**EXERCISE AIM:** What lines of the listing include the string "Group"? Show them all.

== Segment start ==

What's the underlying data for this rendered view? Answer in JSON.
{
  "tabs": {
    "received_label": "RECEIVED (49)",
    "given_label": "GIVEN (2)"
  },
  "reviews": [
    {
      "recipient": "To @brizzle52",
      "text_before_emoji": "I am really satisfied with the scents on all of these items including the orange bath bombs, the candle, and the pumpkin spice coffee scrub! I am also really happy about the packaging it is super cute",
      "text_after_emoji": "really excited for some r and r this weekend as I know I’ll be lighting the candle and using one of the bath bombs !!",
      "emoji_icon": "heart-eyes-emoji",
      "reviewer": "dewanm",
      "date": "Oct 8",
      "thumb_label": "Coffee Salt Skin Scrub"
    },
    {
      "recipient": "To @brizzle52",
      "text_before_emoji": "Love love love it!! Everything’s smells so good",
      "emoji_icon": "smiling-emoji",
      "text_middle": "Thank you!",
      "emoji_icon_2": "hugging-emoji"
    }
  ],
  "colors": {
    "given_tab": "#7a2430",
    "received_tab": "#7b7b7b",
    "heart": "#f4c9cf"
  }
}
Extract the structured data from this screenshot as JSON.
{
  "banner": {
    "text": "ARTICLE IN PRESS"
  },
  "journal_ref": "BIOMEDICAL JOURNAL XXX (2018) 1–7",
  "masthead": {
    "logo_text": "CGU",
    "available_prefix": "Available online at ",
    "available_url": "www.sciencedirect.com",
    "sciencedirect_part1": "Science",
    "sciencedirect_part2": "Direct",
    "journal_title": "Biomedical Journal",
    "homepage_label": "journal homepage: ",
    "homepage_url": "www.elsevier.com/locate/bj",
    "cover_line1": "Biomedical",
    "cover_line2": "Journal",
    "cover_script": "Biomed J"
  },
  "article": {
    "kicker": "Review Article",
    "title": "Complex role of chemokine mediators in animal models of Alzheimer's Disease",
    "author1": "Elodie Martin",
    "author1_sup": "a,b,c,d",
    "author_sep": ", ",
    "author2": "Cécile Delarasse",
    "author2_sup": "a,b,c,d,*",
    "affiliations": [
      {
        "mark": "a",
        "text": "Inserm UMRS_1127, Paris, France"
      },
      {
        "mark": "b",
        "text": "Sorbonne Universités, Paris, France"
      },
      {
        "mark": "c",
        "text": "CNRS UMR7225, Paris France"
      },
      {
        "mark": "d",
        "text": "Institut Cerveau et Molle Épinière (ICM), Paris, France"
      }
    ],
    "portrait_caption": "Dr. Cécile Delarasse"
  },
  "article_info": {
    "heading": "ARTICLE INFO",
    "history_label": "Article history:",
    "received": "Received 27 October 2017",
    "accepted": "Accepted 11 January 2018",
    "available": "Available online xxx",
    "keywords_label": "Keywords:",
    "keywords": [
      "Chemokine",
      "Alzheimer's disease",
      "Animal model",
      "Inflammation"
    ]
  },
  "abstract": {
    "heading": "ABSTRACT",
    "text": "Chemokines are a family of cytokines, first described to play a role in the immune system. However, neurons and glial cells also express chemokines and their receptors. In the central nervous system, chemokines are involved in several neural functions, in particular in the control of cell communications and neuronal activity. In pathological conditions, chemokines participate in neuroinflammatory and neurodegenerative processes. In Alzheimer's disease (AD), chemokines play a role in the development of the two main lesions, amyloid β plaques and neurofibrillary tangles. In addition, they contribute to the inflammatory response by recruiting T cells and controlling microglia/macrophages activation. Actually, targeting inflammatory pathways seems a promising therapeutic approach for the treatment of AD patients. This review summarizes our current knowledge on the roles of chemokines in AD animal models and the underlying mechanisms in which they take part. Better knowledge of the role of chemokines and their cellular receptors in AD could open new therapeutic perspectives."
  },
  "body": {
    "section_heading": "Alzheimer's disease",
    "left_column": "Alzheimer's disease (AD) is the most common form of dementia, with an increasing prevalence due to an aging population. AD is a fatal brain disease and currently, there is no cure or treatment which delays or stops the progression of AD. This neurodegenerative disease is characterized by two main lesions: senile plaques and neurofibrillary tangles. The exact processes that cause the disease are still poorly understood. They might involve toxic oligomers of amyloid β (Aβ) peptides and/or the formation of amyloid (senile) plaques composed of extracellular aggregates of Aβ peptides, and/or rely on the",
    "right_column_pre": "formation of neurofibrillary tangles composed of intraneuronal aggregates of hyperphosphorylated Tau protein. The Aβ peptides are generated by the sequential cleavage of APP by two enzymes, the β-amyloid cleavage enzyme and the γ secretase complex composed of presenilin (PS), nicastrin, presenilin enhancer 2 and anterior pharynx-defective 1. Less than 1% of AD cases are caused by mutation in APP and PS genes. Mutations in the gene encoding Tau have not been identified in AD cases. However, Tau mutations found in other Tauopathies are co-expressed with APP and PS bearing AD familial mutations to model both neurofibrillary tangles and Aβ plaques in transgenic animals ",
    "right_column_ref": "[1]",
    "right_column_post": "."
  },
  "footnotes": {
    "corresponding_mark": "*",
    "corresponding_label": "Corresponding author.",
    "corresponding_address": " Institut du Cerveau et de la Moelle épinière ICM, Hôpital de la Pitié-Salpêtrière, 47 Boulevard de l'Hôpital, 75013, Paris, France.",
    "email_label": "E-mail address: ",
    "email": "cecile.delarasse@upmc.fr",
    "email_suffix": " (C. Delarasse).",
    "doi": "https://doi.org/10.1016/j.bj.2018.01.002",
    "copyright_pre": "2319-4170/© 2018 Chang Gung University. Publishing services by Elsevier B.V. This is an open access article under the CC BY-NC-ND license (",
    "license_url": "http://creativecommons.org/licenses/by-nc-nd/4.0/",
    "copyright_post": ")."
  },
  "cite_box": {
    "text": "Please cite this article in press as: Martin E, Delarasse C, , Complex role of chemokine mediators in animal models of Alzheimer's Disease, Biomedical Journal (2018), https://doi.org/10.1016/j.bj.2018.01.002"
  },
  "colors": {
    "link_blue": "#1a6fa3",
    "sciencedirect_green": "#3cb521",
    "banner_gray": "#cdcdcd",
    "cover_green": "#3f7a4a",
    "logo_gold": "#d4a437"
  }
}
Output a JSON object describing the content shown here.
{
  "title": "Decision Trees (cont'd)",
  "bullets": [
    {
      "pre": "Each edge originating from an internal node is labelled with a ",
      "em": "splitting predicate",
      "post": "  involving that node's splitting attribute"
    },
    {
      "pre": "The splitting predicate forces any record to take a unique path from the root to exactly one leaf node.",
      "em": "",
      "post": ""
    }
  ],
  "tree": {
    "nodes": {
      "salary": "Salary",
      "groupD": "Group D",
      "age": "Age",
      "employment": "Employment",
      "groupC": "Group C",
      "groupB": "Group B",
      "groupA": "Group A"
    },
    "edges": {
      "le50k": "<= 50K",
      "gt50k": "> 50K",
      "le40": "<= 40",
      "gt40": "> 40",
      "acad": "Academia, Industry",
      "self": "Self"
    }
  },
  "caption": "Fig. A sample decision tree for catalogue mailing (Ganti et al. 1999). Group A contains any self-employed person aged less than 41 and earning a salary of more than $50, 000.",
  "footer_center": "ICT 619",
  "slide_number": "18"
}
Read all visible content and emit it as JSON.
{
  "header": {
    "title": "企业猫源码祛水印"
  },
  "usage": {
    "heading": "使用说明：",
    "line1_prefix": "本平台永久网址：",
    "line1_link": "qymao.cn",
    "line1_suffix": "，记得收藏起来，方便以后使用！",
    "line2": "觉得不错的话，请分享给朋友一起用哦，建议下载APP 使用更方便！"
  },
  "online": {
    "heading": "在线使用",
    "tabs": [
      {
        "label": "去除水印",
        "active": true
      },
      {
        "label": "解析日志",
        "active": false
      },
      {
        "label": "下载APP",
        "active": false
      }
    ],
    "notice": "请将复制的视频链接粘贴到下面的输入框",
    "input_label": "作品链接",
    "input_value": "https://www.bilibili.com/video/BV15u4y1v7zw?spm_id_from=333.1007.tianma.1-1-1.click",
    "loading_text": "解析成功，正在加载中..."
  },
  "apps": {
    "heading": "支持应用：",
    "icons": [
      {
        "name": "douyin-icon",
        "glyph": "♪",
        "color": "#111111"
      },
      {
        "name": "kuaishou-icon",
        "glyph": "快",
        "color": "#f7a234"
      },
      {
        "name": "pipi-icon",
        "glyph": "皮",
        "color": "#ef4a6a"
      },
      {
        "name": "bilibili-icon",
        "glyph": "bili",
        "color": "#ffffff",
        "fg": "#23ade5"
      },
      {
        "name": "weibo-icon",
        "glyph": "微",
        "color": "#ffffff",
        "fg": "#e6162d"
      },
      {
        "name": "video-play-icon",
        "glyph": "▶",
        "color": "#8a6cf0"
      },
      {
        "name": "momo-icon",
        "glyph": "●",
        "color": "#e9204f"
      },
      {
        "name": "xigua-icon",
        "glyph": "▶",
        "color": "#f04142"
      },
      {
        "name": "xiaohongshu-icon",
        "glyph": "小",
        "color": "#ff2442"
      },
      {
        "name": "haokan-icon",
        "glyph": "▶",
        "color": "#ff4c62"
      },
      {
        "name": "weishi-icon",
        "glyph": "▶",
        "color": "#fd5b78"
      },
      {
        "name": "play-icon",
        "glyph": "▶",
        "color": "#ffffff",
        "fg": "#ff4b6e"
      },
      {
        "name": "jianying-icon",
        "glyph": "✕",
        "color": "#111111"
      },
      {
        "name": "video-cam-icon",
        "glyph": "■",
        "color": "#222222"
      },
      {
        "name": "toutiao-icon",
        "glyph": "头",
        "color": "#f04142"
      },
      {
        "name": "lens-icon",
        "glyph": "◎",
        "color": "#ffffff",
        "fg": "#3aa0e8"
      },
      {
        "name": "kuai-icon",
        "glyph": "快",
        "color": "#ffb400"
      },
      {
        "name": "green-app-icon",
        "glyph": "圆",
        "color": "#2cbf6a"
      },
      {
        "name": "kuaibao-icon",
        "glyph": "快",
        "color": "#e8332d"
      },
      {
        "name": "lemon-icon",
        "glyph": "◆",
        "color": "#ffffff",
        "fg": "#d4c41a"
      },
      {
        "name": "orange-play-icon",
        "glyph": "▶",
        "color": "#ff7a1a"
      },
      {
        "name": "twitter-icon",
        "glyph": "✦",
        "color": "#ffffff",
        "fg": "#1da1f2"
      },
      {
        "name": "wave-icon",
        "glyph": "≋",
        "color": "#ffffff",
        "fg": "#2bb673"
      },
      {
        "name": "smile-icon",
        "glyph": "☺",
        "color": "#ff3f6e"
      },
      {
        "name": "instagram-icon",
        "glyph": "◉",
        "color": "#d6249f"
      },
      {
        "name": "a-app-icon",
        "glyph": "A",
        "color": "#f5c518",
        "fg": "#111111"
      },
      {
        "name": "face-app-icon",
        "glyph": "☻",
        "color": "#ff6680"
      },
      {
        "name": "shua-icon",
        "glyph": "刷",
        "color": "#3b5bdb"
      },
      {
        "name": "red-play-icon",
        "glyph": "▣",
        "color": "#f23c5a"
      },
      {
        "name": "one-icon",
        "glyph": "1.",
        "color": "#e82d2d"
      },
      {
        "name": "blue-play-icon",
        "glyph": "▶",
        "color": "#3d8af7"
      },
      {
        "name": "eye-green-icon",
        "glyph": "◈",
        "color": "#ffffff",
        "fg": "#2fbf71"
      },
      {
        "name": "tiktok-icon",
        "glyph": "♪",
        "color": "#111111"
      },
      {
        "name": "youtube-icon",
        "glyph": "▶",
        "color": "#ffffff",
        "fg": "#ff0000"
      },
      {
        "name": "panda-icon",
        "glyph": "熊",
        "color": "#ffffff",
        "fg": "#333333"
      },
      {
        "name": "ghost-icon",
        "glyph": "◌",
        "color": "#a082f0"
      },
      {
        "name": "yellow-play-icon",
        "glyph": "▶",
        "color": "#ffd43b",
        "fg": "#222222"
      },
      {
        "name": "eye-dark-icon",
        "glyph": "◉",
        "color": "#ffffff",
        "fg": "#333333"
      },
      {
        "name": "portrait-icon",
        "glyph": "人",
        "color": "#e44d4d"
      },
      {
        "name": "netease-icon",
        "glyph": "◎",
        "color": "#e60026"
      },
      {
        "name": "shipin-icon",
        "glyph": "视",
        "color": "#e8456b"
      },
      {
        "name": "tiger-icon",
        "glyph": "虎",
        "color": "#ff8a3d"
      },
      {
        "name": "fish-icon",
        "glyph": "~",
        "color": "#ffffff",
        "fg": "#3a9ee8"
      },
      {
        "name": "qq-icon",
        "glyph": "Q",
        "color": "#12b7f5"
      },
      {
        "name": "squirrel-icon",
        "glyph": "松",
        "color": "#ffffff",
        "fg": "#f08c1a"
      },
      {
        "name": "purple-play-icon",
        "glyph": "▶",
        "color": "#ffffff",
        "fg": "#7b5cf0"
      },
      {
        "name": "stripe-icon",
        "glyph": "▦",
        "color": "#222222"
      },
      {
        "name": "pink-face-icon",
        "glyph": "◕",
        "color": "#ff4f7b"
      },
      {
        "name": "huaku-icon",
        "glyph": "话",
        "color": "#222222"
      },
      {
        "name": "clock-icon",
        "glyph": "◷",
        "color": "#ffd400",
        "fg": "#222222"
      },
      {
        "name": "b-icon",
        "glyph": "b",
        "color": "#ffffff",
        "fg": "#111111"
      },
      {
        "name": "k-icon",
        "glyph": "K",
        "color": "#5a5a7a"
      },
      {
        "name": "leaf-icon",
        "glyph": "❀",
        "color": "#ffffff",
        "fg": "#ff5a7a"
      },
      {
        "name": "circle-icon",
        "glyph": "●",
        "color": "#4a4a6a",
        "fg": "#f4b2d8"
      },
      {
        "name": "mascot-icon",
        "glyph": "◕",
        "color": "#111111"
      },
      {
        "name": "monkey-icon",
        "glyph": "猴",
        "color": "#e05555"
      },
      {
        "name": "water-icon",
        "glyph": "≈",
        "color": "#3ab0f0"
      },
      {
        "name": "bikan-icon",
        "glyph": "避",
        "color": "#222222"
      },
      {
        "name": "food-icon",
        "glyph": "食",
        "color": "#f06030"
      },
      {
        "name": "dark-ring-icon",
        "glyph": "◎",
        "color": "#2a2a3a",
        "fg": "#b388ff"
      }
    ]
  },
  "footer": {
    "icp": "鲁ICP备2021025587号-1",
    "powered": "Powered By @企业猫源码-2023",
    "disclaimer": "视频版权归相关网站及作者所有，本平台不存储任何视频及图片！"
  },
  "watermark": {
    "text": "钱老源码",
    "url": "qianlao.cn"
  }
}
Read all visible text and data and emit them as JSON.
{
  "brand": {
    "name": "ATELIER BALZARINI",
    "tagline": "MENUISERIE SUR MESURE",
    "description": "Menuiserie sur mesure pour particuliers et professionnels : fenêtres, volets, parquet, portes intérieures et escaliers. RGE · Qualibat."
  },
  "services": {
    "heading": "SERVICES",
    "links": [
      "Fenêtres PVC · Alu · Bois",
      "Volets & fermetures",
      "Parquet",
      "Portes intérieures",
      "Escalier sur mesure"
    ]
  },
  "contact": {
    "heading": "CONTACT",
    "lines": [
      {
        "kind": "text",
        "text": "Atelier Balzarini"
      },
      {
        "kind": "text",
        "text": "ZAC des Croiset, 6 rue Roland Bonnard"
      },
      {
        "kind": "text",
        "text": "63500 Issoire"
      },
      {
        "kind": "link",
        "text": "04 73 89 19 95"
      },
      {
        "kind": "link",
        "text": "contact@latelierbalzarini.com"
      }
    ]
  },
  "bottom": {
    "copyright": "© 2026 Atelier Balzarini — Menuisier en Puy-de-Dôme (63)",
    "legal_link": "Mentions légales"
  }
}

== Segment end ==

**WRITTEN ANSWER:**
      "groupD": "Group D",
      "groupC": "Group C",
      "groupB": "Group B",
      "groupA": "Group A"
  "caption": "Fig. A sample decision tree for catalogue mailing (Ganti et al. 1999). Group A contains any self-employed person aged less than 41 and earning a salary of more than $50, 000.",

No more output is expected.